Similarly in Delhi, Jagmohan Chopra (founder of the Group 8), J Swaminathan, Anupam Sud, Paramjeet Singh, Manjit Bawa and Krishan Ahuja also made sizeable contributions to this field.
 With the establishment of printing press by Kanwal Krishna and Devyani Krishna in 1955, a renewed energy was instilled in Delhi, outlining techniques of multi-coloured intaglio and collagraphy. Several young printmakers visited Paris to learn the technique of multi-coloured intaglio under the guidance of William Hayter (founder of the Atelier 17) and Krishna Reddy in early 1950.
 KG Subramanyan effortlessly incorporated lithography, etching and serigraphy in his art practice. He transformed them into children’s book illustrations which were exquisitely published during his stint as a teacher at the Maharaja Sayajirao University in Baroda. 
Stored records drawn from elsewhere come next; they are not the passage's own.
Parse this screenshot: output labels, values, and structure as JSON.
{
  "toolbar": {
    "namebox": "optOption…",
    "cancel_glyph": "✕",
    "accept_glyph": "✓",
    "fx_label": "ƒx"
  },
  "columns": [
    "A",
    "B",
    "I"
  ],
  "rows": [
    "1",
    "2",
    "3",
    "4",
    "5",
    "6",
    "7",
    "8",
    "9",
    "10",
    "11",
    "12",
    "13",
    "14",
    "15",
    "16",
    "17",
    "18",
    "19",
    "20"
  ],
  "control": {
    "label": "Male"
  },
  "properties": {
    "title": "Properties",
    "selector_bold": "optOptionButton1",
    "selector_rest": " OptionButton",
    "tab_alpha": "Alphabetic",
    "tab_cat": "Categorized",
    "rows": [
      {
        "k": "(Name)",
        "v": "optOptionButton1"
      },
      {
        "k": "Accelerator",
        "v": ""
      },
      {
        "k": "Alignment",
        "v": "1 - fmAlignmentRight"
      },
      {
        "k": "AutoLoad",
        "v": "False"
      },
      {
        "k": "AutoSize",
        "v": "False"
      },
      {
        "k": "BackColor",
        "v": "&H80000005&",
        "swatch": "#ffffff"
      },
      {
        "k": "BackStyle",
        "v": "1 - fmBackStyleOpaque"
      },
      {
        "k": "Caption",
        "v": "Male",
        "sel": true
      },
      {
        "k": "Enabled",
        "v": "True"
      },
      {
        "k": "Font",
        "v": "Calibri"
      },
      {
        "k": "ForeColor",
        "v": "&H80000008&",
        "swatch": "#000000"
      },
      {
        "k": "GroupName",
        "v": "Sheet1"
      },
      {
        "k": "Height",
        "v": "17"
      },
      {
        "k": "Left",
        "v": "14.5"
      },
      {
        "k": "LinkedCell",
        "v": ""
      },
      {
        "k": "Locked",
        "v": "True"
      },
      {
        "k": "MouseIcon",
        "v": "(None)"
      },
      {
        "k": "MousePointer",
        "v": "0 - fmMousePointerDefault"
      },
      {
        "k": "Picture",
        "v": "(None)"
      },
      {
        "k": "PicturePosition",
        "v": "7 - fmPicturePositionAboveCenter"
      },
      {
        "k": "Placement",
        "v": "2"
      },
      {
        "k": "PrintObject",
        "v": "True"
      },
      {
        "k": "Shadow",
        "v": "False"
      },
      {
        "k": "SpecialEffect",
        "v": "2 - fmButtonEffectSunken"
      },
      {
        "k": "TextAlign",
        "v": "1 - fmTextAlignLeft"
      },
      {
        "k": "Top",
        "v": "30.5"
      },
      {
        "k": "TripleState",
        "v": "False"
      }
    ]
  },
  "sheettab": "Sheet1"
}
Other prominent artists like N B Joglekar, Jyoti Bhatt, Jeram Patel, Shanti Dave, VR Patel, and PD Dhumal also made important contributions in this field. After studying in Italy and at the Pratt Graphic Centre in New York, Jyoti Bhatt joined the art faculty in Baroda in the 1960s, encouraging young printmakers to experiment in this area of visual expression.

Printmakers today
From 1970 onwards, iconic printmakers such as Laxma Goud, Devraj Dakoji and DLN Reddy in Hyderabad, RM Palaniappan and RB Bhaskaran in Chennai and Chittaprosad Bhattacharya, Atin Basak and Amitava Banerjee in Kolkata have made a significant mark in this area. 
The techniques of intaglio influenced  painters and sculptors in Baroda during this time, including Dattatray Apte, Naina Dalal, Jayant Parikh, Vijay Bagodi, Walter D’souza and Rini Dhumal to name a few.
“The works created by Robert Rauschenberg in Ahmedabad and the comprehensive collection of prints at NGMA, New Delhi reflect the diverse practices adopted by the printmakers all over the world, rendering it as one of the richest repositories of prints,” says Lochan.
Printmaking was rekindled with the Indian Printmakers Guild in the 1990s, with members like Ananda Banerji, Dattatraya Apte, Jayant Gajera, K R Subbanna, Bula Bhattacharya, Kavita Nayar, Kanchan Chander, Moti Zharotia, Sushanta Guha, Sukhvinder Singh, Subba Ghosh and Shukla Sawant.
 “The introduction of digital technology led to transformation in the field of printmaking. In its experimental form, visual vocabulary created by Jyoti Bhatt, Nataraj Sharma, Ravi Kashi, Gulammohammed Sheikh, Ranbir Kaleka, Baiju Parthan, Pushpamala N, Akbar Padamsee, Rameshwar Broota and Gogi Saroj Pal, has been realised in this exhibition,” he concludes. n
PrintWeek India's verdict: A must watch show.